_EXERCISE OBJECTIVE_
Word for word, set down the lines from the one that contains "Enumerate this screenshot's" through the final line of the data; no pictures belong in the copy.

_RECORDS FOR THIS TASK_
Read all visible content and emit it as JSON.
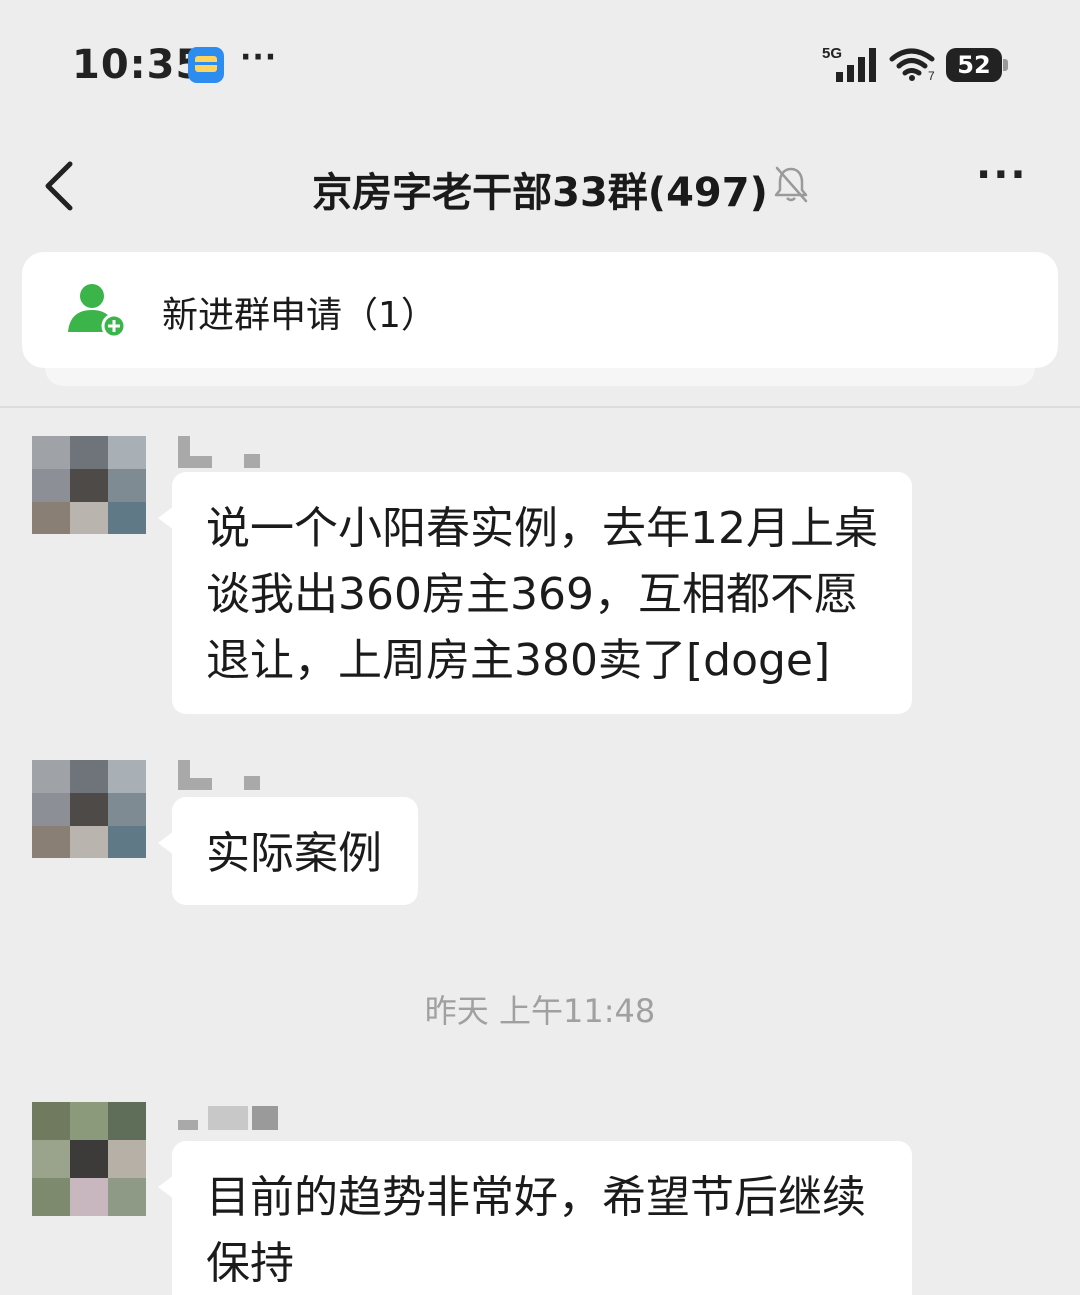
{
  "status_bar": {
    "time": "10:35",
    "more_indicator": "···",
    "network": "5G",
    "battery": "52"
  },
  "nav": {
    "title": "京房字老干部33群(497)",
    "back_icon": "chevron-left-icon",
    "mute_icon": "bell-off-icon",
    "more_label": "···"
  },
  "join_request": {
    "label": "新进群申请（1）",
    "icon": "add-user-icon",
    "icon_color": "#3bb44a"
  },
  "messages": [
    {
      "text": "说一个小阳春实例，去年12月上桌谈我出360房主369，互相都不愿退让，上周房主380卖了[doge]"
    },
    {
      "text": "实际案例"
    },
    {
      "text": "目前的趋势非常好，希望节后继续保持"
    }
  ],
  "timestamp": "昨天 上午11:48",
  "colors": {
    "background": "#ededed",
    "bubble": "#ffffff",
    "text": "#1b1b1b",
    "timestamp": "#a0a0a0"
  }
}
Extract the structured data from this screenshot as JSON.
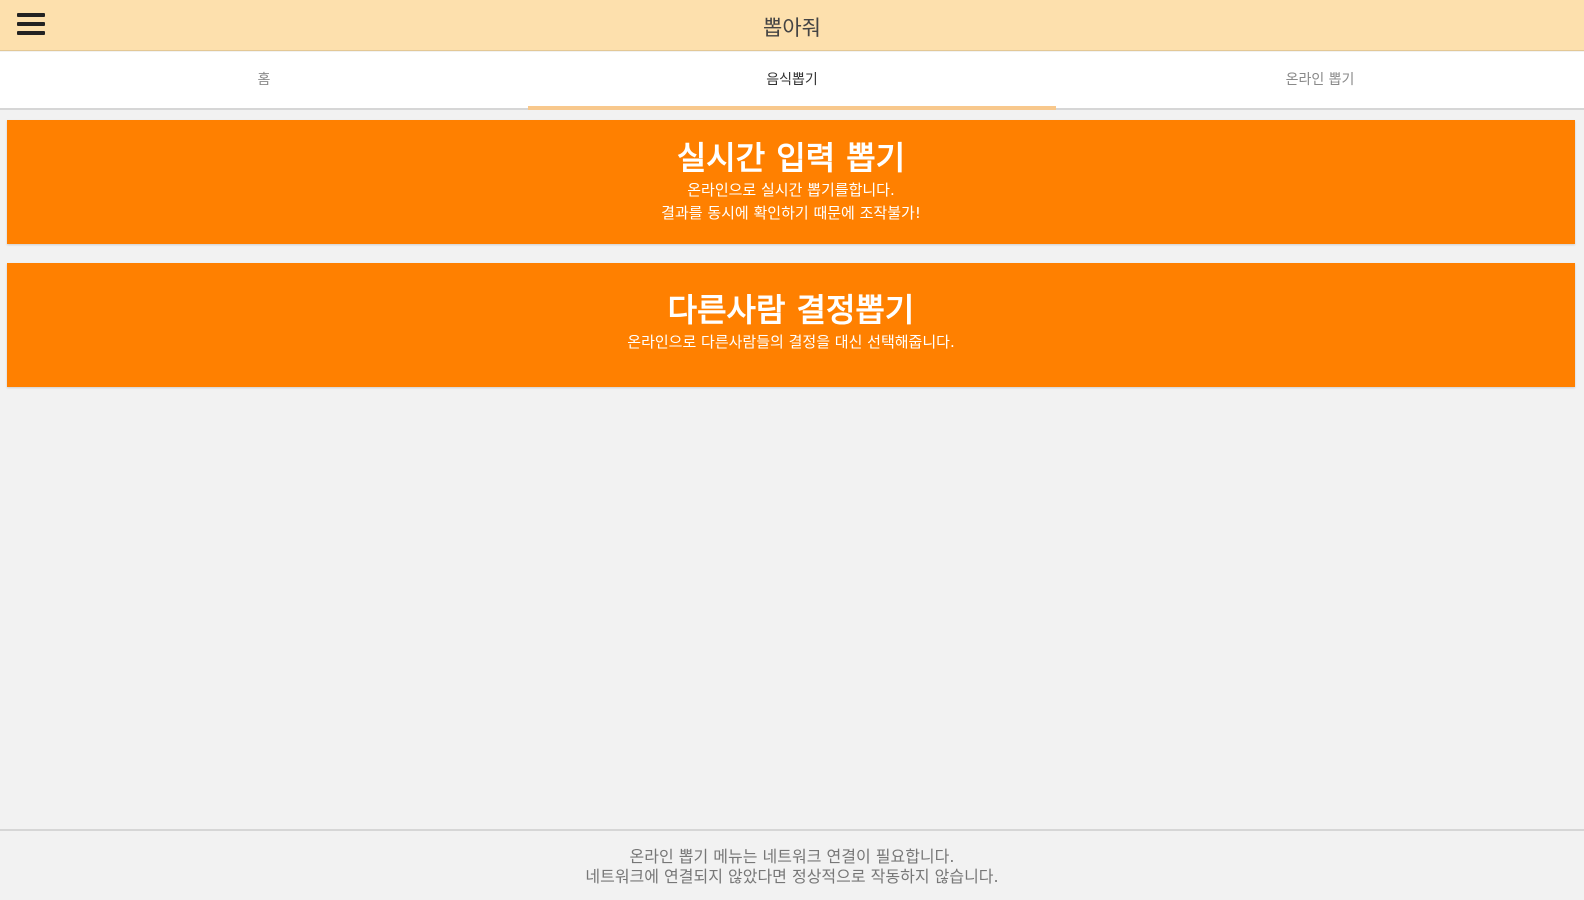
{
  "header": {
    "title": "뽑아줘",
    "menu_icon": "hamburger-menu-icon"
  },
  "tabs": [
    {
      "label": "홈",
      "active": false
    },
    {
      "label": "음식뽑기",
      "active": true
    },
    {
      "label": "온라인 뽑기",
      "active": false
    }
  ],
  "cards": [
    {
      "title": "실시간 입력 뽑기",
      "desc_line1": "온라인으로 실시간 뽑기를합니다.",
      "desc_line2": "결과를 동시에 확인하기 때문에 조작불가!"
    },
    {
      "title": "다른사람 결정뽑기",
      "desc_line1": "온라인으로 다른사람들의 결정을 대신 선택해줍니다."
    }
  ],
  "footer": {
    "line1": "온라인 뽑기 메뉴는 네트워크 연결이 필요합니다.",
    "line2": "네트워크에 연결되지 않았다면 정상적으로 작동하지 않습니다."
  },
  "colors": {
    "appbar": "#fde0ad",
    "accent": "#ff8000",
    "tab_indicator": "#f8c88c",
    "background": "#f2f2f2"
  }
}
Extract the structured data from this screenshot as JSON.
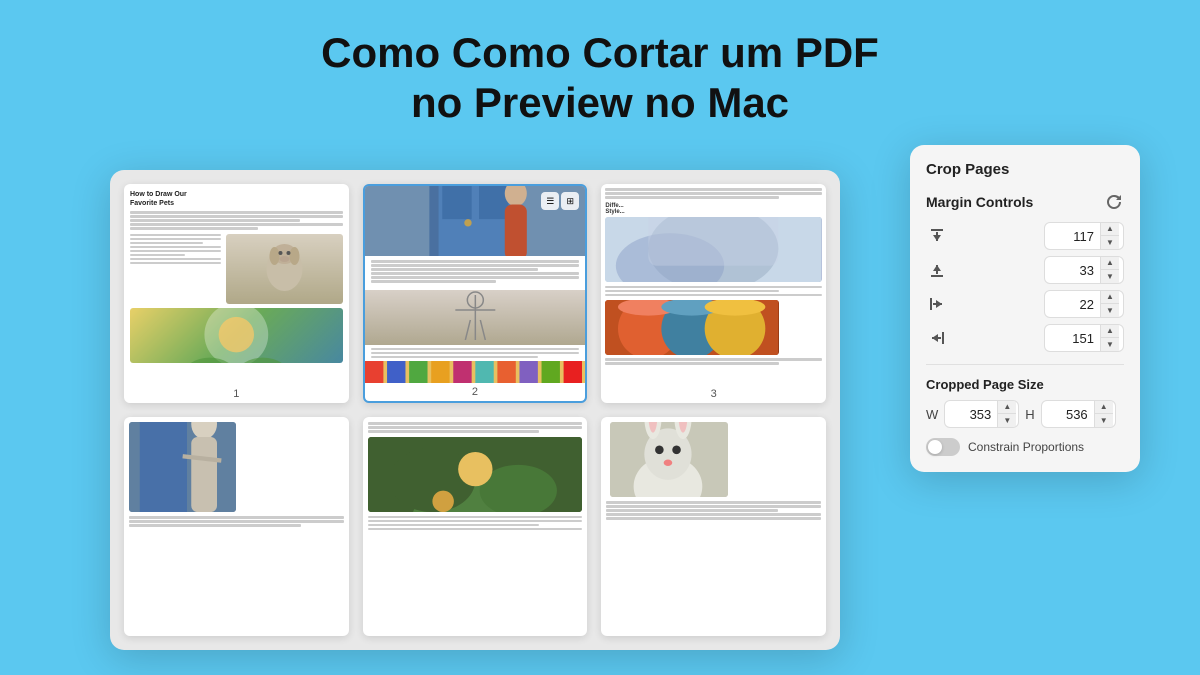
{
  "title": {
    "line1": "Como Como Cortar um PDF",
    "line2": "no Preview no Mac"
  },
  "crop_panel": {
    "title": "Crop Pages",
    "margin_controls_label": "Margin Controls",
    "margins": {
      "top": {
        "value": "117",
        "icon": "top-margin-icon"
      },
      "bottom": {
        "value": "33",
        "icon": "bottom-margin-icon"
      },
      "left": {
        "value": "22",
        "icon": "left-margin-icon"
      },
      "right": {
        "value": "151",
        "icon": "right-margin-icon"
      }
    },
    "cropped_page_size_label": "Cropped Page Size",
    "width_label": "W",
    "height_label": "H",
    "width_value": "353",
    "height_value": "536",
    "constrain_label": "Constrain Proportions"
  },
  "pages": [
    {
      "number": "1"
    },
    {
      "number": "2"
    },
    {
      "number": "3"
    },
    {
      "number": ""
    },
    {
      "number": ""
    },
    {
      "number": ""
    }
  ]
}
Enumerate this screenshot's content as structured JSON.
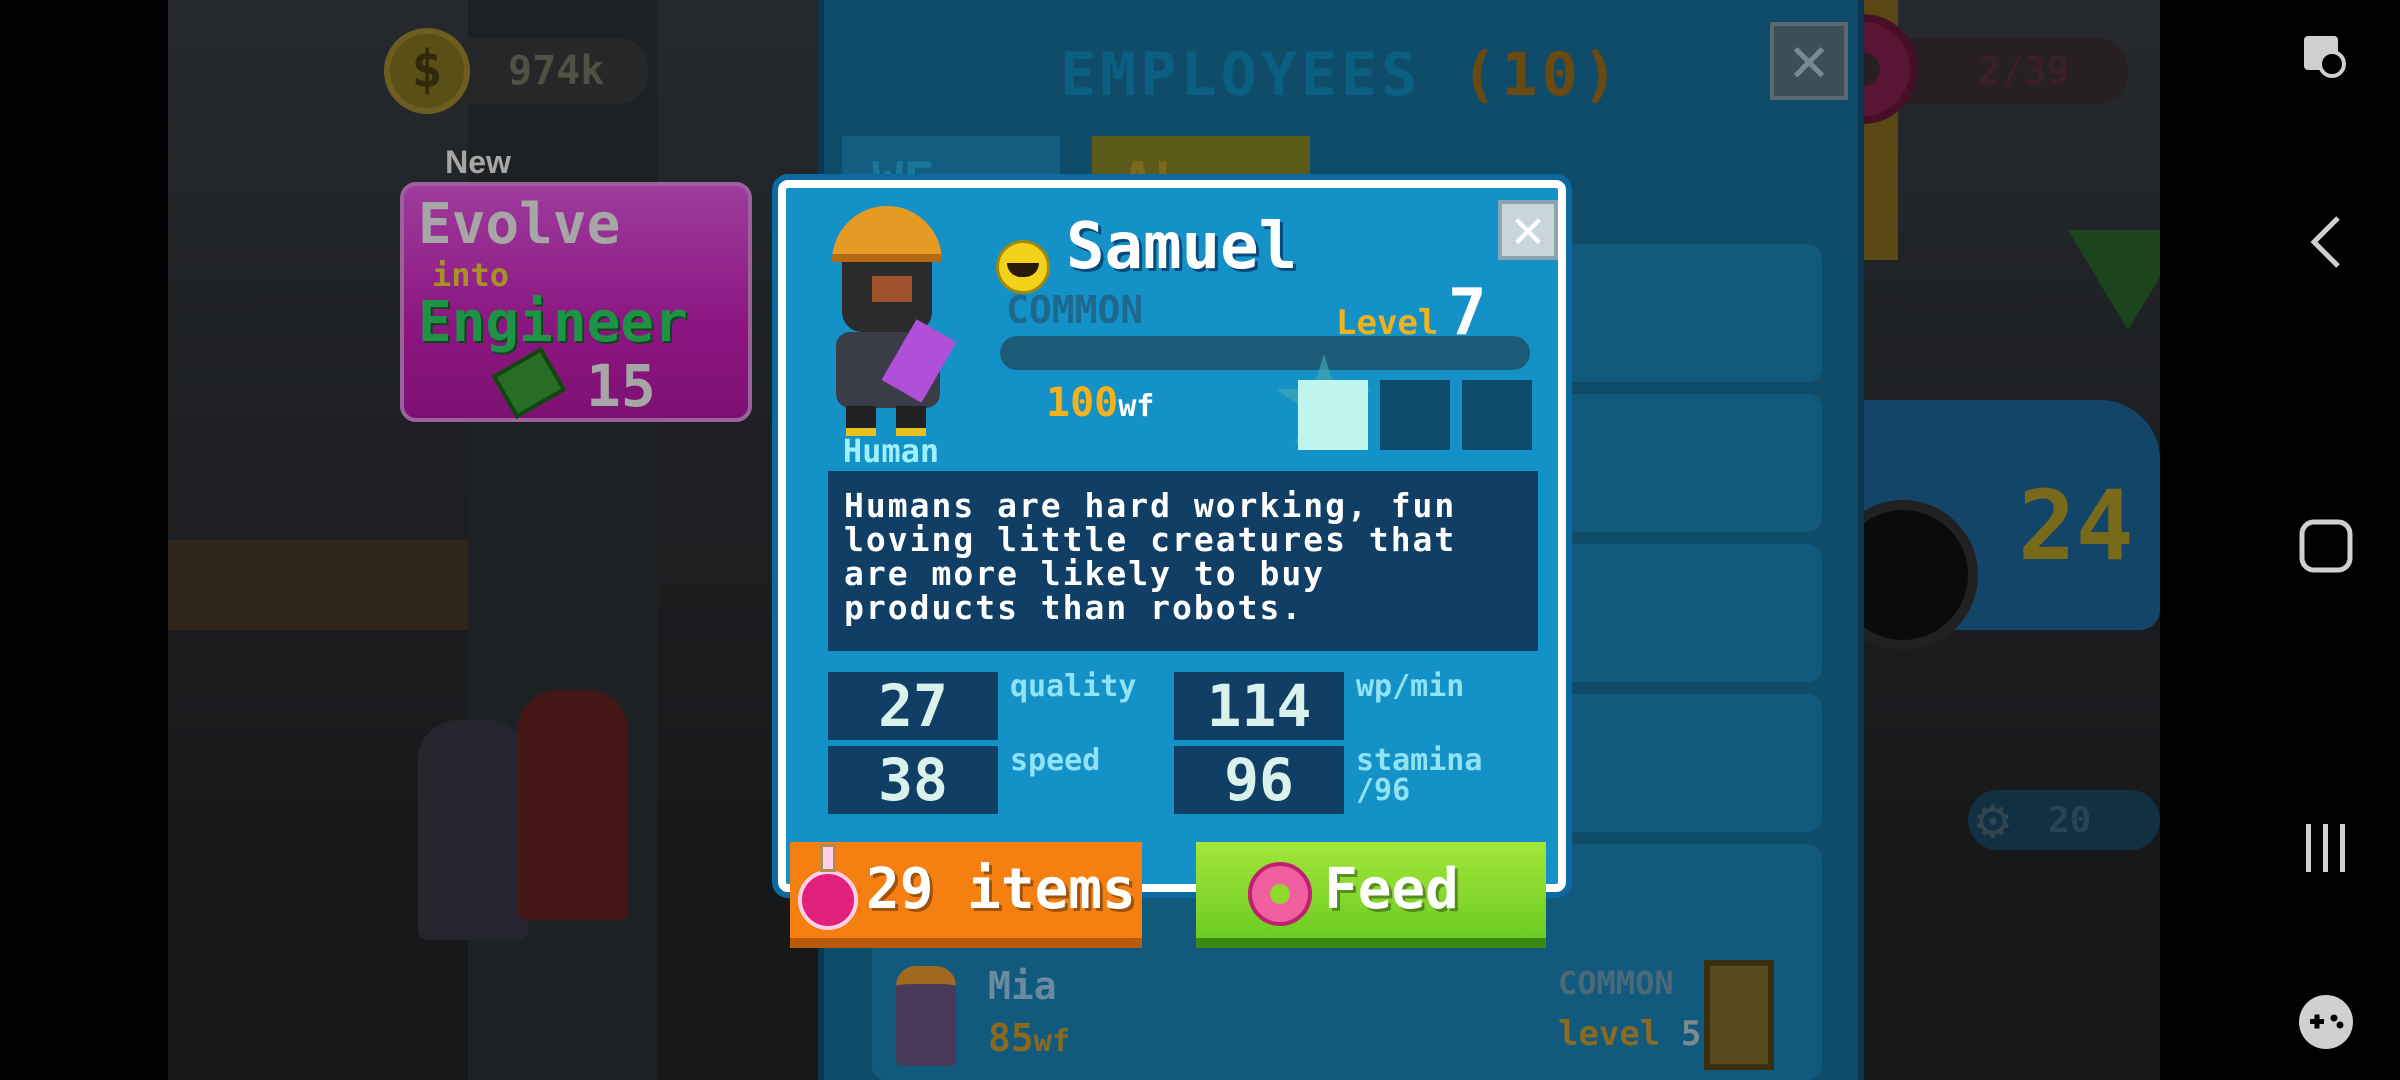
{
  "hud": {
    "coins": "974k",
    "donuts": "2/39"
  },
  "panel": {
    "title": "EMPLOYEES",
    "count": "(10)",
    "tab_1": "WE",
    "tab_2": "AL"
  },
  "evolve_card": {
    "badge": "New",
    "line1": "Evolve",
    "line2": "into",
    "line3": "Engineer",
    "cost": "15"
  },
  "employee": {
    "name": "Samuel",
    "rarity": "COMMON",
    "level_label": "Level",
    "level": "7",
    "race": "Human",
    "wf_value": "100",
    "wf_unit": "wf",
    "description": "Humans are hard working, fun\nloving little creatures that\nare more likely to buy\nproducts than robots.",
    "stats": {
      "quality_value": "27",
      "quality_label": "quality",
      "wpmin_value": "114",
      "wpmin_label": "wp/min",
      "speed_value": "38",
      "speed_label": "speed",
      "stamina_value": "96",
      "stamina_label": "stamina\n/96"
    },
    "xp_progress": 0,
    "star_slots_filled": 1,
    "star_slots_total": 3
  },
  "buttons": {
    "items_label": "29 items",
    "feed_label": "Feed"
  },
  "list_row": {
    "name": "Mia",
    "wf_value": "85",
    "wf_unit": "wf",
    "rarity": "COMMON",
    "level_label": "level",
    "level": "5"
  },
  "background": {
    "car_number": "24",
    "meter_value": "20"
  },
  "colors": {
    "dialog_bg": "#1492c8",
    "items_button": "#f57f10",
    "feed_button": "#7ed321",
    "evolve_card": "#d722c6",
    "engineer_text": "#2ee06b"
  }
}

_ANSWER SECTION_
Enumerate this screenshot's content as structured JSON.
{
  "hud": {
    "coins": "974k",
    "donuts": "2/39"
  },
  "panel": {
    "title": "EMPLOYEES",
    "count": "(10)",
    "tab_1": "WE",
    "tab_2": "AL"
  },
  "evolve_card": {
    "badge": "New",
    "line1": "Evolve",
    "line2": "into",
    "line3": "Engineer",
    "cost": "15"
  },
  "employee": {
    "name": "Samuel",
    "rarity": "COMMON",
    "level_label": "Level",
    "level": "7",
    "race": "Human",
    "wf_value": "100",
    "wf_unit": "wf",
    "description": "Humans are hard working, fun\nloving little creatures that\nare more likely to buy\nproducts than robots.",
    "stats": {
      "quality_value": "27",
      "quality_label": "quality",
      "wpmin_value": "114",
      "wpmin_label": "wp/min",
      "speed_value": "38",
      "speed_label": "speed",
      "stamina_value": "96",
      "stamina_label": "stamina\n/96"
    },
    "xp_progress": 0,
    "star_slots_filled": 1,
    "star_slots_total": 3
  },
  "buttons": {
    "items_label": "29 items",
    "feed_label": "Feed"
  },
  "list_row": {
    "name": "Mia",
    "wf_value": "85",
    "wf_unit": "wf",
    "rarity": "COMMON",
    "level_label": "level",
    "level": "5"
  },
  "background": {
    "car_number": "24",
    "meter_value": "20"
  },
  "colors": {
    "dialog_bg": "#1492c8",
    "items_button": "#f57f10",
    "feed_button": "#7ed321",
    "evolve_card": "#d722c6",
    "engineer_text": "#2ee06b"
  }
}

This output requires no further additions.